▶ Task requirements: Pictures are to be left out, and the rest of the records reproduced exactly.

Stored items

----------------

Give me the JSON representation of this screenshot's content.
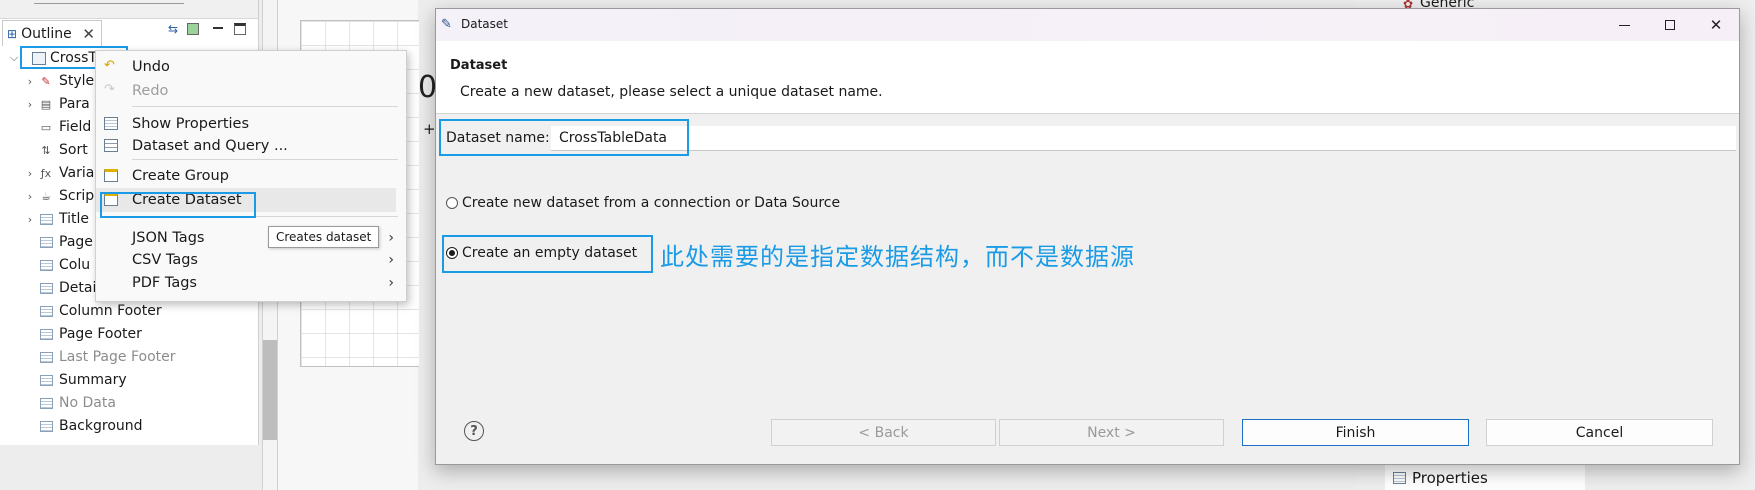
{
  "outline": {
    "tab_label": "Outline",
    "root_label": "CrossT",
    "items": [
      {
        "label": "Style",
        "icon": "style-brush-icon",
        "expandable": true,
        "dim": false
      },
      {
        "label": "Para",
        "icon": "parameter-icon",
        "expandable": true,
        "dim": false
      },
      {
        "label": "Field",
        "icon": "field-icon",
        "expandable": false,
        "dim": false
      },
      {
        "label": "Sort",
        "icon": "sort-icon",
        "expandable": false,
        "dim": false
      },
      {
        "label": "Varia",
        "icon": "variable-fx-icon",
        "expandable": true,
        "dim": false
      },
      {
        "label": "Scrip",
        "icon": "scriptlet-icon",
        "expandable": true,
        "dim": false
      },
      {
        "label": "Title",
        "icon": "band-icon",
        "expandable": true,
        "dim": false
      },
      {
        "label": "Page",
        "icon": "band-icon",
        "expandable": false,
        "dim": false
      },
      {
        "label": "Colu",
        "icon": "band-icon",
        "expandable": false,
        "dim": false
      },
      {
        "label": "Detai",
        "icon": "band-icon",
        "expandable": false,
        "dim": false
      },
      {
        "label": "Column Footer",
        "icon": "band-icon",
        "expandable": false,
        "dim": false
      },
      {
        "label": "Page Footer",
        "icon": "band-icon",
        "expandable": false,
        "dim": false
      },
      {
        "label": "Last Page Footer",
        "icon": "band-icon",
        "expandable": false,
        "dim": true
      },
      {
        "label": "Summary",
        "icon": "band-icon",
        "expandable": false,
        "dim": false
      },
      {
        "label": "No Data",
        "icon": "band-icon",
        "expandable": false,
        "dim": true
      },
      {
        "label": "Background",
        "icon": "band-icon",
        "expandable": false,
        "dim": false
      }
    ]
  },
  "canvas": {
    "zero": "0",
    "plus": "+"
  },
  "context_menu": {
    "undo": "Undo",
    "redo": "Redo",
    "show_properties": "Show Properties",
    "dataset_and_query": "Dataset and Query ...",
    "create_group": "Create Group",
    "create_dataset": "Create Dataset",
    "json_tags": "JSON Tags",
    "csv_tags": "CSV Tags",
    "pdf_tags": "PDF Tags",
    "tooltip": "Creates dataset"
  },
  "right_panel": {
    "generic": "Generic",
    "properties_tab": "Properties"
  },
  "dialog": {
    "window_title": "Dataset",
    "header_title": "Dataset",
    "header_description": "Create a new dataset, please select a unique dataset name.",
    "name_label": "Dataset name:",
    "name_value": "CrossTableData",
    "option_connection": "Create new dataset from a connection or Data Source",
    "option_empty": "Create an empty dataset",
    "selected_option": "empty",
    "annotation": "此处需要的是指定数据结构，而不是数据源",
    "help": "?",
    "buttons": {
      "back": "< Back",
      "next": "Next >",
      "finish": "Finish",
      "cancel": "Cancel"
    }
  },
  "colors": {
    "highlight": "#1b9be6",
    "annotation": "#1b9be6"
  }
}
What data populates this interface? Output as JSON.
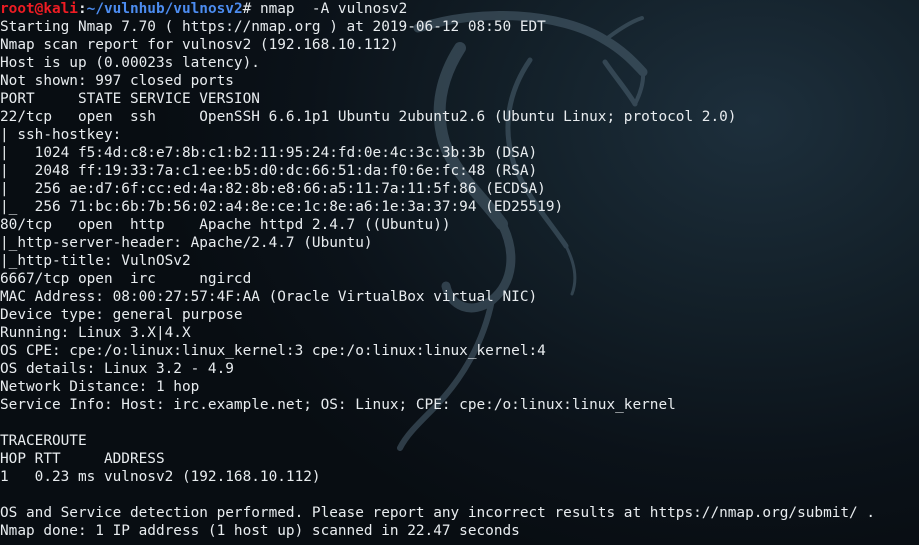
{
  "prompt": {
    "user": "root@kali",
    "colon": ":",
    "path": "~/vulnhub/vulnosv2",
    "symbol": "#",
    "command": " nmap  -A vulnosv2"
  },
  "output_lines": [
    "Starting Nmap 7.70 ( https://nmap.org ) at 2019-06-12 08:50 EDT",
    "Nmap scan report for vulnosv2 (192.168.10.112)",
    "Host is up (0.00023s latency).",
    "Not shown: 997 closed ports",
    "PORT     STATE SERVICE VERSION",
    "22/tcp   open  ssh     OpenSSH 6.6.1p1 Ubuntu 2ubuntu2.6 (Ubuntu Linux; protocol 2.0)",
    "| ssh-hostkey: ",
    "|   1024 f5:4d:c8:e7:8b:c1:b2:11:95:24:fd:0e:4c:3c:3b:3b (DSA)",
    "|   2048 ff:19:33:7a:c1:ee:b5:d0:dc:66:51:da:f0:6e:fc:48 (RSA)",
    "|   256 ae:d7:6f:cc:ed:4a:82:8b:e8:66:a5:11:7a:11:5f:86 (ECDSA)",
    "|_  256 71:bc:6b:7b:56:02:a4:8e:ce:1c:8e:a6:1e:3a:37:94 (ED25519)",
    "80/tcp   open  http    Apache httpd 2.4.7 ((Ubuntu))",
    "|_http-server-header: Apache/2.4.7 (Ubuntu)",
    "|_http-title: VulnOSv2",
    "6667/tcp open  irc     ngircd",
    "MAC Address: 08:00:27:57:4F:AA (Oracle VirtualBox virtual NIC)",
    "Device type: general purpose",
    "Running: Linux 3.X|4.X",
    "OS CPE: cpe:/o:linux:linux_kernel:3 cpe:/o:linux:linux_kernel:4",
    "OS details: Linux 3.2 - 4.9",
    "Network Distance: 1 hop",
    "Service Info: Host: irc.example.net; OS: Linux; CPE: cpe:/o:linux:linux_kernel",
    "",
    "TRACEROUTE",
    "HOP RTT     ADDRESS",
    "1   0.23 ms vulnosv2 (192.168.10.112)",
    "",
    "OS and Service detection performed. Please report any incorrect results at https://nmap.org/submit/ .",
    "Nmap done: 1 IP address (1 host up) scanned in 22.47 seconds"
  ],
  "colors": {
    "user": "#ee1c23",
    "path": "#4c8cf0",
    "text": "#e8ecef",
    "background": "#0b1219"
  },
  "icons": {
    "background_logo": "kali-dragon-icon"
  }
}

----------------

▶ Exercise solution:
Give me the JSON representation of this screenshot's content.
{
  "outline": {
    "tab_label": "Outline",
    "root_label": "CrossT",
    "items": [
      {
        "label": "Style",
        "icon": "style-brush-icon",
        "expandable": true,
        "dim": false
      },
      {
        "label": "Para",
        "icon": "parameter-icon",
        "expandable": true,
        "dim": false
      },
      {
        "label": "Field",
        "icon": "field-icon",
        "expandable": false,
        "dim": false
      },
      {
        "label": "Sort",
        "icon": "sort-icon",
        "expandable": false,
        "dim": false
      },
      {
        "label": "Varia",
        "icon": "variable-fx-icon",
        "expandable": true,
        "dim": false
      },
      {
        "label": "Scrip",
        "icon": "scriptlet-icon",
        "expandable": true,
        "dim": false
      },
      {
        "label": "Title",
        "icon": "band-icon",
        "expandable": true,
        "dim": false
      },
      {
        "label": "Page",
        "icon": "band-icon",
        "expandable": false,
        "dim": false
      },
      {
        "label": "Colu",
        "icon": "band-icon",
        "expandable": false,
        "dim": false
      },
      {
        "label": "Detai",
        "icon": "band-icon",
        "expandable": false,
        "dim": false
      },
      {
        "label": "Column Footer",
        "icon": "band-icon",
        "expandable": false,
        "dim": false
      },
      {
        "label": "Page Footer",
        "icon": "band-icon",
        "expandable": false,
        "dim": false
      },
      {
        "label": "Last Page Footer",
        "icon": "band-icon",
        "expandable": false,
        "dim": true
      },
      {
        "label": "Summary",
        "icon": "band-icon",
        "expandable": false,
        "dim": false
      },
      {
        "label": "No Data",
        "icon": "band-icon",
        "expandable": false,
        "dim": true
      },
      {
        "label": "Background",
        "icon": "band-icon",
        "expandable": false,
        "dim": false
      }
    ]
  },
  "canvas": {
    "zero": "0",
    "plus": "+"
  },
  "context_menu": {
    "undo": "Undo",
    "redo": "Redo",
    "show_properties": "Show Properties",
    "dataset_and_query": "Dataset and Query ...",
    "create_group": "Create Group",
    "create_dataset": "Create Dataset",
    "json_tags": "JSON Tags",
    "csv_tags": "CSV Tags",
    "pdf_tags": "PDF Tags",
    "tooltip": "Creates dataset"
  },
  "right_panel": {
    "generic": "Generic",
    "properties_tab": "Properties"
  },
  "dialog": {
    "window_title": "Dataset",
    "header_title": "Dataset",
    "header_description": "Create a new dataset, please select a unique dataset name.",
    "name_label": "Dataset name:",
    "name_value": "CrossTableData",
    "option_connection": "Create new dataset from a connection or Data Source",
    "option_empty": "Create an empty dataset",
    "selected_option": "empty",
    "annotation": "此处需要的是指定数据结构，而不是数据源",
    "help": "?",
    "buttons": {
      "back": "< Back",
      "next": "Next >",
      "finish": "Finish",
      "cancel": "Cancel"
    }
  },
  "colors": {
    "highlight": "#1b9be6",
    "annotation": "#1b9be6"
  }
}
What data populates this interface? Output as JSON.
{
  "prompt": {
    "user": "root@kali",
    "colon": ":",
    "path": "~/vulnhub/vulnosv2",
    "symbol": "#",
    "command": " nmap  -A vulnosv2"
  },
  "output_lines": [
    "Starting Nmap 7.70 ( https://nmap.org ) at 2019-06-12 08:50 EDT",
    "Nmap scan report for vulnosv2 (192.168.10.112)",
    "Host is up (0.00023s latency).",
    "Not shown: 997 closed ports",
    "PORT     STATE SERVICE VERSION",
    "22/tcp   open  ssh     OpenSSH 6.6.1p1 Ubuntu 2ubuntu2.6 (Ubuntu Linux; protocol 2.0)",
    "| ssh-hostkey: ",
    "|   1024 f5:4d:c8:e7:8b:c1:b2:11:95:24:fd:0e:4c:3c:3b:3b (DSA)",
    "|   2048 ff:19:33:7a:c1:ee:b5:d0:dc:66:51:da:f0:6e:fc:48 (RSA)",
    "|   256 ae:d7:6f:cc:ed:4a:82:8b:e8:66:a5:11:7a:11:5f:86 (ECDSA)",
    "|_  256 71:bc:6b:7b:56:02:a4:8e:ce:1c:8e:a6:1e:3a:37:94 (ED25519)",
    "80/tcp   open  http    Apache httpd 2.4.7 ((Ubuntu))",
    "|_http-server-header: Apache/2.4.7 (Ubuntu)",
    "|_http-title: VulnOSv2",
    "6667/tcp open  irc     ngircd",
    "MAC Address: 08:00:27:57:4F:AA (Oracle VirtualBox virtual NIC)",
    "Device type: general purpose",
    "Running: Linux 3.X|4.X",
    "OS CPE: cpe:/o:linux:linux_kernel:3 cpe:/o:linux:linux_kernel:4",
    "OS details: Linux 3.2 - 4.9",
    "Network Distance: 1 hop",
    "Service Info: Host: irc.example.net; OS: Linux; CPE: cpe:/o:linux:linux_kernel",
    "",
    "TRACEROUTE",
    "HOP RTT     ADDRESS",
    "1   0.23 ms vulnosv2 (192.168.10.112)",
    "",
    "OS and Service detection performed. Please report any incorrect results at https://nmap.org/submit/ .",
    "Nmap done: 1 IP address (1 host up) scanned in 22.47 seconds"
  ],
  "colors": {
    "user": "#ee1c23",
    "path": "#4c8cf0",
    "text": "#e8ecef",
    "background": "#0b1219"
  },
  "icons": {
    "background_logo": "kali-dragon-icon"
  }
}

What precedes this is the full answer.